The program, titled”WVU/Guanajuato, Mexico Language and Cultural Education Capacity Building Partnership,”is being directed by the West Virginia University Extension Service and the WVU Department of Foreign Languages. Linda Super, special education teacher, Anita Nedeff, English as Second Language teacher, and Donna Talerico, principal, are coordinating the project.
The innovative language program at North, which started in September and was fully implemented in January, teaches Spanish to students in kindergarten through second grade using a children’s public television program titled”Salsa.”Each episode of the 42-week series is communicated in Spanish and based on a familiar children’s story, which lets the children better relate to the program.
After each class has viewed the program, a small group of WVU students visits the classrooms and leads activities, such as puppet shows and animated games, to reinforce the program’s language and cultural concepts. Several parents, whose first language is Spanish, also serve as classroom volunteers.

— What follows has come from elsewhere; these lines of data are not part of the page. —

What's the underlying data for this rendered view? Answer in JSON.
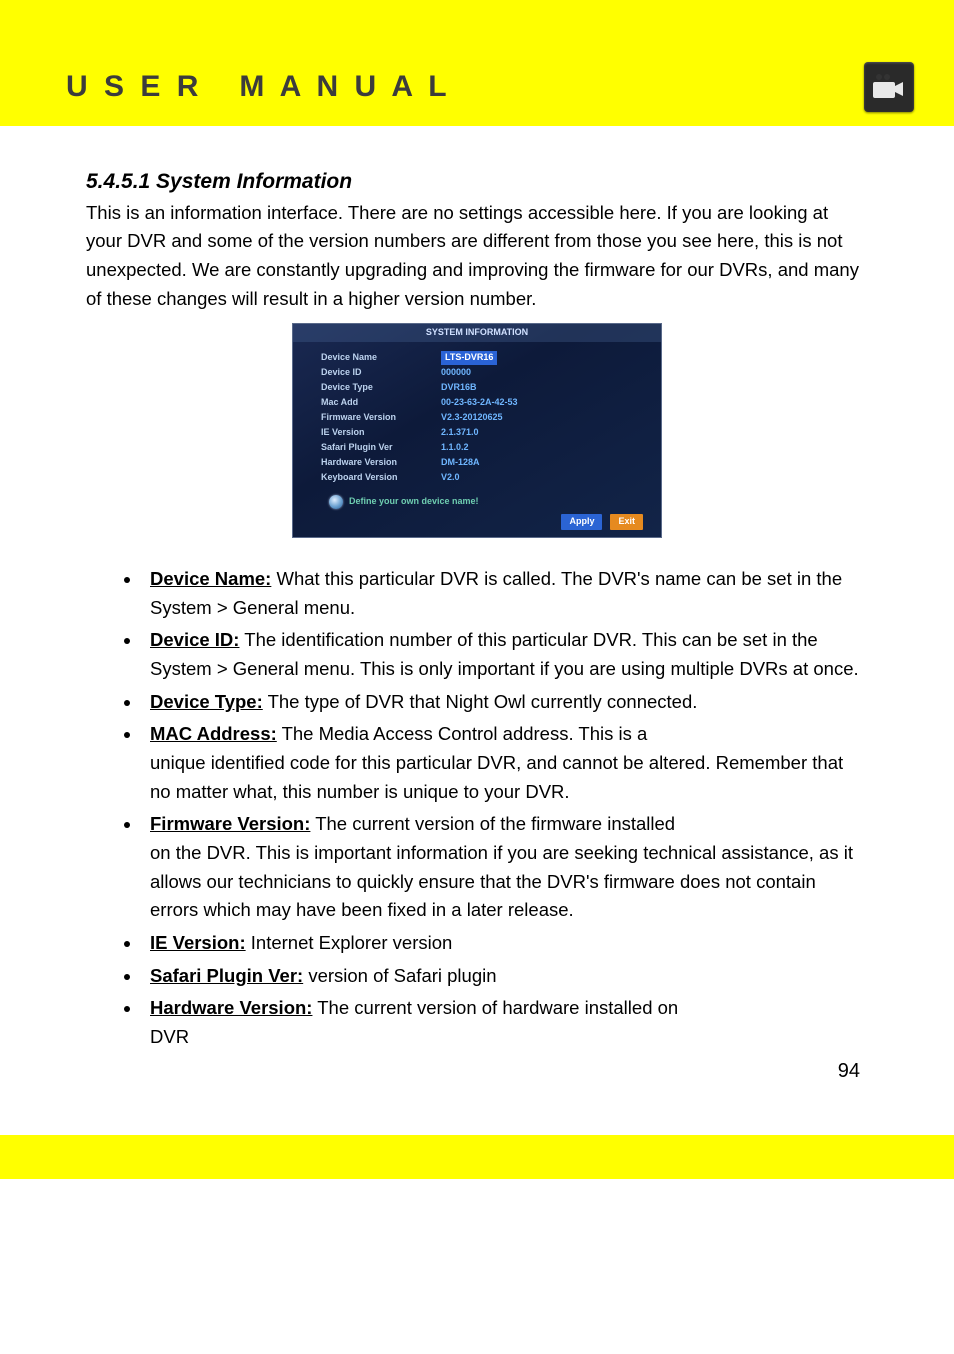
{
  "header": {
    "title": "U S E R   M A N U A L"
  },
  "section": {
    "heading": "5.4.5.1 System Information",
    "intro": "This is an information interface. There are no settings accessible here. If you are looking at your DVR and some of the version numbers are different from those you see here, this is not unexpected. We are constantly upgrading and improving the firmware for our DVRs, and many of these changes will result in a higher version number."
  },
  "screenshot": {
    "title": "SYSTEM INFORMATION",
    "rows": [
      {
        "label": "Device Name",
        "value": "LTS-DVR16",
        "selected": true
      },
      {
        "label": "Device ID",
        "value": "000000"
      },
      {
        "label": "Device Type",
        "value": "DVR16B"
      },
      {
        "label": "Mac Add",
        "value": "00-23-63-2A-42-53"
      },
      {
        "label": "Firmware Version",
        "value": "V2.3-20120625"
      },
      {
        "label": "IE   Version",
        "value": "2.1.371.0"
      },
      {
        "label": "Safari Plugin Ver",
        "value": "1.1.0.2"
      },
      {
        "label": "Hardware Version",
        "value": "DM-128A"
      },
      {
        "label": "Keyboard Version",
        "value": "V2.0"
      }
    ],
    "tip": "Define your own device name!",
    "apply": "Apply",
    "exit": "Exit"
  },
  "bullets": [
    {
      "term": "Device Name:",
      "text": " What this particular DVR is called. The DVR's name can be set in the System > General menu.",
      "cont": ""
    },
    {
      "term": "Device ID:",
      "text": " The identification number of this particular DVR. This can be set in the System > General menu. This is only important if you are using multiple DVRs at once.",
      "cont": ""
    },
    {
      "term": "Device Type:",
      "text": " The type of DVR that Night Owl currently connected.",
      "cont": ""
    },
    {
      "term": "MAC Address:",
      "text": " The Media Access Control address. This is a",
      "cont": "unique identified code for this particular DVR, and cannot be altered. Remember that no matter what, this number is unique to your DVR."
    },
    {
      "term": "Firmware Version:",
      "text": " The current version of the firmware installed",
      "cont": "on the DVR. This is important information if you are seeking technical assistance, as it allows our technicians to quickly ensure that the DVR's firmware does not contain errors which may have been fixed in a later release."
    },
    {
      "term": "IE Version:",
      "text": " Internet Explorer version",
      "cont": ""
    },
    {
      "term": "Safari Plugin Ver:",
      "text": " version of Safari plugin",
      "cont": ""
    },
    {
      "term": "Hardware Version:",
      "text": " The current version of hardware installed on",
      "cont": "DVR"
    }
  ],
  "page_number": "94"
}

This volunteer experience enhances the college students’teaching and language skills while contributing a valuable service to their community. The college students are supervised by Dr. Dara Shaw, director of special programs, Intensive English Program, WVU Department of Foreign Languages.
Through the project’s success, the department has developed a course titled”Foreign Language Service Learning and Field Experiences,”which grants the college students credit for their mentoring experience.
North Elementary is unique within MonongaliaCounty’s school system because about 25 percent of its student population speaks English as a second language. This Spanish language program complements the school’s existing language arts programs.
The program has been enthusiastically received by the children, parents, teachers, community members and administrators involved in the program. A similar program has been used at FortGay and GenoaElementary Schools in WayneCounty for more than two years, and has earned statewide and national recognition.
“The students have proven to be a very receptive audience,”said Richard Fleisher, WVU Extension specialist, international programs.”They are learning a lot from the videos, their classroom teachers and volunteers, and the college student mentors. I commend North Elementary’s administration and staff for their progressive approach toward implementing this language program.”
This is one of four projects involving WVU and MonongaliaCounty school students being funded through the foundation.